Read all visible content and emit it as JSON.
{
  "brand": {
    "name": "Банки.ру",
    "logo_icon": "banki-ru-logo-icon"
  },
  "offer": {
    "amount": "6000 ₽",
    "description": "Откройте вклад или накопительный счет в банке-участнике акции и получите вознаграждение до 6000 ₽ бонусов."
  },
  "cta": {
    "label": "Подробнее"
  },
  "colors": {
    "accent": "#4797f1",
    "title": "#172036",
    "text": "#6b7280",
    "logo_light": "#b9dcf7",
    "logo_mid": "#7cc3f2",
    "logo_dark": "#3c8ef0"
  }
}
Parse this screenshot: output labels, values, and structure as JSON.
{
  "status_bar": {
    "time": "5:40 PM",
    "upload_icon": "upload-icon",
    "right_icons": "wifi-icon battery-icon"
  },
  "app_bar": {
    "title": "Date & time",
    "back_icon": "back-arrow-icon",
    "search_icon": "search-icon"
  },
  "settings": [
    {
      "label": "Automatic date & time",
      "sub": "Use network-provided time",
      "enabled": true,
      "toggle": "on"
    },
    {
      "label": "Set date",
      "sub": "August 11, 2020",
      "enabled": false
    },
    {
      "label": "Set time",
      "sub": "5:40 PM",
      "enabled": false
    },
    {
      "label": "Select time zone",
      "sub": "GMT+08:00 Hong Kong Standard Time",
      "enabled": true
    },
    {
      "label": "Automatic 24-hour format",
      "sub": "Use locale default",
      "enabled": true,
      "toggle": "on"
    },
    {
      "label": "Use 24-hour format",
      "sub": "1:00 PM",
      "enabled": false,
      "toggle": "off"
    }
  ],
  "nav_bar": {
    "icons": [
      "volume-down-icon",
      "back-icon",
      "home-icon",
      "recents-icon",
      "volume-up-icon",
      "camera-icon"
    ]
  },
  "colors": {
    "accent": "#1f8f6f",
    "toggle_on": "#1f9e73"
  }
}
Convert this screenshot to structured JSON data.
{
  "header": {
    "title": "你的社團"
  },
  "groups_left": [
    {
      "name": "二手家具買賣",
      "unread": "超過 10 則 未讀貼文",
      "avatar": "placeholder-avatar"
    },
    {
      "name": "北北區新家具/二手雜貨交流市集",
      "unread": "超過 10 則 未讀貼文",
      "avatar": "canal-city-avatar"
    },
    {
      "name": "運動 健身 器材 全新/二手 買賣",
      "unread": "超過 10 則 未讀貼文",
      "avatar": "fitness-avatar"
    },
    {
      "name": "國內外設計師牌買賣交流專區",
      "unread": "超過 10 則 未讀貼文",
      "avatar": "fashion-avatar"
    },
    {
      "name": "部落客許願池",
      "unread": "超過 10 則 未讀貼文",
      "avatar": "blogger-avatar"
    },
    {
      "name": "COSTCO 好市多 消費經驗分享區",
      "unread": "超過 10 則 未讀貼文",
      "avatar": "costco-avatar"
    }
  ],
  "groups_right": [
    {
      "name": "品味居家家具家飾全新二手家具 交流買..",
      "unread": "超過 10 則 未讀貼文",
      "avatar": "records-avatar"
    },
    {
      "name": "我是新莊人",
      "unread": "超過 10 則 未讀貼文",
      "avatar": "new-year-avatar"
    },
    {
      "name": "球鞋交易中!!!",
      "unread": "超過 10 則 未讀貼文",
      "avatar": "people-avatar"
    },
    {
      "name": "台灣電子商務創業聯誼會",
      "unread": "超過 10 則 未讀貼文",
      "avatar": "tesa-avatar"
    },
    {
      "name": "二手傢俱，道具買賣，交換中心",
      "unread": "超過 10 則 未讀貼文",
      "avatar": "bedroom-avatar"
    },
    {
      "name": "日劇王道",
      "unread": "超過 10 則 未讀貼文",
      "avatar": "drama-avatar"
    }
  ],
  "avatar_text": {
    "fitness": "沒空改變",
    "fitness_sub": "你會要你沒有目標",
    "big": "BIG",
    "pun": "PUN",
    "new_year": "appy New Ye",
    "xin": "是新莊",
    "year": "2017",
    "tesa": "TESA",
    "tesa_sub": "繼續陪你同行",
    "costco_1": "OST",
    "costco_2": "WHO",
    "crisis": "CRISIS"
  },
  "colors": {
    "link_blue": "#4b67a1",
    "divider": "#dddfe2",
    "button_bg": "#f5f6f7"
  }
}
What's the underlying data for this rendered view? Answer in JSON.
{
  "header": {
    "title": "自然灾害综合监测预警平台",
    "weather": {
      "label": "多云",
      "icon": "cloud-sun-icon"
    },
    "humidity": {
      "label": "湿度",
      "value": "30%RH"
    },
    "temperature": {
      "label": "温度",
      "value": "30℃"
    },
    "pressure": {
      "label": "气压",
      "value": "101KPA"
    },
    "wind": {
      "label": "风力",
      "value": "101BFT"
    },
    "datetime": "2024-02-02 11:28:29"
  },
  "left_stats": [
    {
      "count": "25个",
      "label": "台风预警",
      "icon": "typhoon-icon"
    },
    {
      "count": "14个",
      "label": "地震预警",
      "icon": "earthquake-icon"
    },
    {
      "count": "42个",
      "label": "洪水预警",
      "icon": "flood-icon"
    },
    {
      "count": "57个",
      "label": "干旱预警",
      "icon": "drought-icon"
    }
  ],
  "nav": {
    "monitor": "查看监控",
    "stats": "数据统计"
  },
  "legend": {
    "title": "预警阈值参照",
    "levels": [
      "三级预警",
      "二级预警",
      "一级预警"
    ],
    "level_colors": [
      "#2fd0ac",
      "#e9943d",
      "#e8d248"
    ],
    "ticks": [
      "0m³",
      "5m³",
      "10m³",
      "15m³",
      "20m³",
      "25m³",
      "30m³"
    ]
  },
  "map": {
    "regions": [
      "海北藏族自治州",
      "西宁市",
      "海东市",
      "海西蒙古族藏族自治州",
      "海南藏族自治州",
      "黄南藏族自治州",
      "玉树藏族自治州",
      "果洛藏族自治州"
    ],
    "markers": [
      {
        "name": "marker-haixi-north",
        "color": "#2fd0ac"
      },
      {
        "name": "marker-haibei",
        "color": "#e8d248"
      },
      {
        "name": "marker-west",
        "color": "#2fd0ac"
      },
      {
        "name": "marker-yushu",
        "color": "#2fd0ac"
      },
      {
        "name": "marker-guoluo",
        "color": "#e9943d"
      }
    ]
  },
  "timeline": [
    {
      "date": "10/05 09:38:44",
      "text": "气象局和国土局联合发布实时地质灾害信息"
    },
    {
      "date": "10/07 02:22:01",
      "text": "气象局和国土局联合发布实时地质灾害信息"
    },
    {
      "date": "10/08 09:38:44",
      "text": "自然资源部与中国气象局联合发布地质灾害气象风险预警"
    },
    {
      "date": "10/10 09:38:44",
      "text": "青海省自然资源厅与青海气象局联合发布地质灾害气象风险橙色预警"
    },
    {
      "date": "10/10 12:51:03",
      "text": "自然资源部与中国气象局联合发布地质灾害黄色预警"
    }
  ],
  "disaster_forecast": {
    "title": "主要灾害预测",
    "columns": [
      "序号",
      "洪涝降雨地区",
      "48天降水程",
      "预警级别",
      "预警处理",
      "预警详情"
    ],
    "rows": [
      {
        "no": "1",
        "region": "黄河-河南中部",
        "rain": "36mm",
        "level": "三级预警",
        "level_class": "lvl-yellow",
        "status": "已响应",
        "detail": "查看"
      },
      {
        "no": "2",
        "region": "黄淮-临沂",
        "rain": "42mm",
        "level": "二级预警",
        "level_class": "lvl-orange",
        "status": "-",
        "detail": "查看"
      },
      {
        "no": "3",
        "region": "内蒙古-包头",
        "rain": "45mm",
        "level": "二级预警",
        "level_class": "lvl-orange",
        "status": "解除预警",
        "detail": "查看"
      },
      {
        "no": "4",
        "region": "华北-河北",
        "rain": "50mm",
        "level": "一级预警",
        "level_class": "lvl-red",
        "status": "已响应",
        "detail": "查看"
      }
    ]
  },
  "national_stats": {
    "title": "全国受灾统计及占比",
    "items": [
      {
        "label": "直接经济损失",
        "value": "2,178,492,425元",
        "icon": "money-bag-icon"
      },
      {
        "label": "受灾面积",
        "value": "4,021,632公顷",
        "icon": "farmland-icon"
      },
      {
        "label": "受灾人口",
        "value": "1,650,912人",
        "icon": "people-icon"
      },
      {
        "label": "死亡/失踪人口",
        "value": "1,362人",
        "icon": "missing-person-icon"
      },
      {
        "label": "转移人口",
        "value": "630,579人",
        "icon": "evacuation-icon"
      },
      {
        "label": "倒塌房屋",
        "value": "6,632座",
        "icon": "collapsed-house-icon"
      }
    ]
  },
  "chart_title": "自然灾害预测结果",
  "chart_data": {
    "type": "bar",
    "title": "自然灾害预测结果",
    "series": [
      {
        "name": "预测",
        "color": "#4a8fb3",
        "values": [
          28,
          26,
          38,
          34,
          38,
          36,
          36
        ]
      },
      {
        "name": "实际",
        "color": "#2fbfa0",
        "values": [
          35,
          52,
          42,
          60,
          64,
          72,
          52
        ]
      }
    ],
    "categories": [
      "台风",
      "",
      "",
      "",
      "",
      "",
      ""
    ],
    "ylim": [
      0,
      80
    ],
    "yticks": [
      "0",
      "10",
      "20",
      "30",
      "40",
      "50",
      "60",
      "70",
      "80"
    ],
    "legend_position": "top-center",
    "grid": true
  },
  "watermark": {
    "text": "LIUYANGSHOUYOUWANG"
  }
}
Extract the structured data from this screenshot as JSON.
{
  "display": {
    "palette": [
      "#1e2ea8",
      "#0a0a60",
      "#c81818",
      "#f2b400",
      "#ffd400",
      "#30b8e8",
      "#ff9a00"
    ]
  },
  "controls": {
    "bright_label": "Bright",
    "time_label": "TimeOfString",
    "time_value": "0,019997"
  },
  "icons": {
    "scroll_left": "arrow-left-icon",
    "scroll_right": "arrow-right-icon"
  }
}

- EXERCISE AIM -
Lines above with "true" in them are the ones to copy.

- SOLUTION BELOW -
      "enabled": true,
      "enabled": true
      "enabled": true,
    "grid": true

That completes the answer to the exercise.